====== TASK DATA
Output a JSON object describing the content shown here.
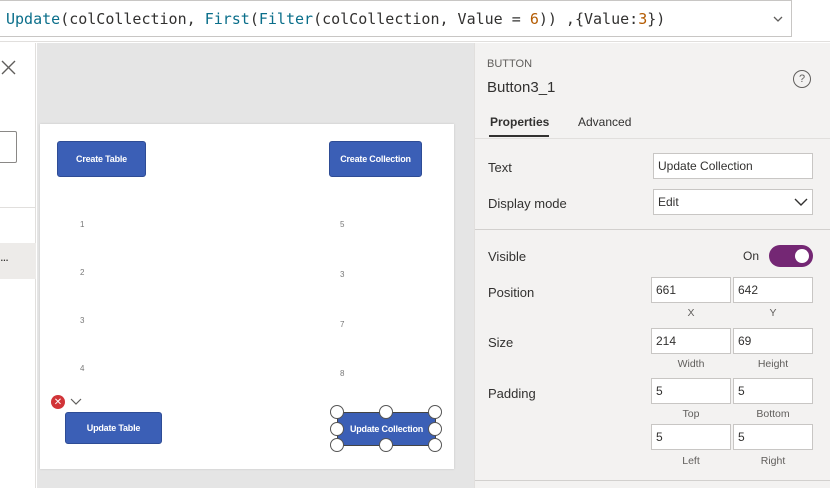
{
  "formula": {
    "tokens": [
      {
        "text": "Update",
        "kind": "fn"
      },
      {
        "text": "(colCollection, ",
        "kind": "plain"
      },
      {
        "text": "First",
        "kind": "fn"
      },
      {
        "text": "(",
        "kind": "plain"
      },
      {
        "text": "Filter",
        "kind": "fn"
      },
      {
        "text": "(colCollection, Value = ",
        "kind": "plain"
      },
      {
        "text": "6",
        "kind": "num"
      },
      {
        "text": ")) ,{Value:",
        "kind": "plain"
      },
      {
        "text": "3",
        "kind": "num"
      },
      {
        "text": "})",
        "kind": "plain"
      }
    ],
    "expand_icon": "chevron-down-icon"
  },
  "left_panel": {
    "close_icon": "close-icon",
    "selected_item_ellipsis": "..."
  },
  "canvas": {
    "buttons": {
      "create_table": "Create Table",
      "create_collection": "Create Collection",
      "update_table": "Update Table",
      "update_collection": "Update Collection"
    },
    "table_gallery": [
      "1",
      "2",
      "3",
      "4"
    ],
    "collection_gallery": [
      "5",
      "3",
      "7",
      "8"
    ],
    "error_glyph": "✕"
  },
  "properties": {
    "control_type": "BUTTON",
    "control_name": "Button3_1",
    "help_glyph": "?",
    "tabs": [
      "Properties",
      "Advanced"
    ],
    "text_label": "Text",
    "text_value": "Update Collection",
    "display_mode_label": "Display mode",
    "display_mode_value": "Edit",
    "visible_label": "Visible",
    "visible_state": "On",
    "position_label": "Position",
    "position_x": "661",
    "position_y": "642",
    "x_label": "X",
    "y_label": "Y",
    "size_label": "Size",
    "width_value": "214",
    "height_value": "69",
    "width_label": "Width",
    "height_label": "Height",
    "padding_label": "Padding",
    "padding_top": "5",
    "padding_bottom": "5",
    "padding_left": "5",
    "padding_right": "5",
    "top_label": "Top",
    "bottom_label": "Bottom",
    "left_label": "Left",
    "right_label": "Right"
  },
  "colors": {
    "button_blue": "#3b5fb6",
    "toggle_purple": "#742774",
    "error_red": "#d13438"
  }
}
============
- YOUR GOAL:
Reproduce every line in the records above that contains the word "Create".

- EXERCISE SOLUTION:
      "create_table": "Create Table",
      "create_collection": "Create Collection",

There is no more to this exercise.